The United Kingdom on July 12 released its new terrorism strategy, which focuses extensively on the threat posed by Internet radicalization, and the use of the Internet as part of terrorist plots (Guardian, BBC, FT, Independent, Tel). The document also warns that the threat from terrorism in Northern Ireland is increasing (BBC).
The British government this week reduced its terrorism alert level from "severe" to "substantial, as the country's parliamentary intelligence and security committee issued a report demanding more oversight authority over Britain's intelligence agencies (Tel, Guardian, Guardian). And Britain's Supreme Court ruled that secret evidence could not be used in terrorism cases in order to hide allegations of detainee abuse at Guantánamo and other foreign prisons (Guardian, Guardian).
Also this week, British anti-terrorism police arrested a Birmingham man on charges that he was spreading jihadist materials online (BBC, Guardian).
Bin Laden planned 9/11 anniversary attack
Wall Street Journal's Siobhan Gorman reports today that according to
documents recovered from his Abbottabad compound, Osama bin Laden was
in the initial stages of planning an attack for the 10th anniversary of
9/11 with his "operations chief" Attiyah Abd al-Rahman (WSJ).
Gorman also reports that analysts who sifted through the trove of data
recovered from the compound have found little actionable intelligence,
though officials said the seized information revealed that bin Laden
was aware of the 7/7 London transportation bombings, as well as a
foiled 2006 plot to blow up passenger aircraft over the Atlantic Ocean (Tel, Reuters).
The CIA admitted this week to having used a hepatitis vaccination program in Abbottabad as cover to try and obtain DNA from bin Laden's children, in order to confirm his presence in the city (CNN, Guardian, Guardian, NYT, AP, BBC).

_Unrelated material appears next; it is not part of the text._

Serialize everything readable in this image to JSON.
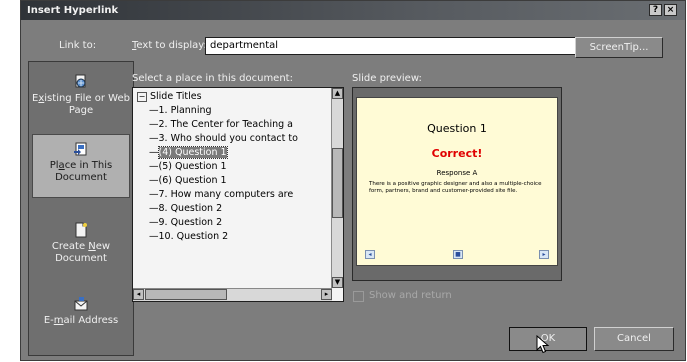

Defense secretary Panetta told reporters while on his way to Afghanistan this weekend that the United States was "within reach of strategically defeating al-Qaeda" and that the elimination of 10-20 leaders in Pakistan, Somalia, Yemen, and North Africa could disable the organization (NYT, CBS, Post, LAT).
The CIA took the unusual step this week of classifying the identity of "John" the formerly non-covert CIA analyst whose key role in tracking bin Laden was first revealed by the AP (Post). And Pakistan has reportedly offered to deport top al-Qaeda-linked terrorist Umar Patek, arrested in Abbottabad in January, to the Philippines (AP).
Trials and Tribulations
- U.S. drones and aircraft reportedly targeted suspected al-Qaeda militants in Yemen July 14, killing a number of fighters but also possibly civilians ((NYT, CNN). White House counterterrorism adviser John Brennan met with Yemeni president Ali Abdullah Saleh this week (CNN).
- Indian authorities are searching for clues in the near-simultaneous triple bombing of crowded areas of Mumbai July 13, attacks that killed 21 people (NYT, Reuters, AP, WSJ, Post, LAT).
- Turkish police arrested 15 alleged al-Qaeda members on July 14, and reportedly seized nearly 1,500 pounds of chemicals that could be used to manufacture explosives (NYT, WSJ, AP, ABC).
- Norway this week indicted the radical Iraqi cleric Mullah Krekar, the founder of the militant group Ansar al-Islam, for making death threats against Norwegian officials (AP).
- A Pakistani court on July 14 freed on bail a leader of the militant group Lashkar-e-Jhangvi, Malik Ishaq, after 14 years in prison (Tel, AP). Ishaq is suspected of having masterminded a 2009 attack against Sri Lanka's cricket team while it was touring Pakistan.
- The European Commission on July 13 presented a plan to track terrorist financing in Europe, creating a parallel tracking system to the United States' that would conform more closely to European privacy rules for bank data (Reuters, NYT).
- Indonesian police raided an Islamic school on Monday, seizing "jihadist materials," weapons and explosives (CNN). And Malaysian authorities this week deported Indonesian terror suspect Agus Salim (AFP).
- Filipino authorities suspect Muslim militants are responsible for the kidnapping of two Americans this week in the country's south (AP).
SAIF DAHLAH/AFP/Getty Images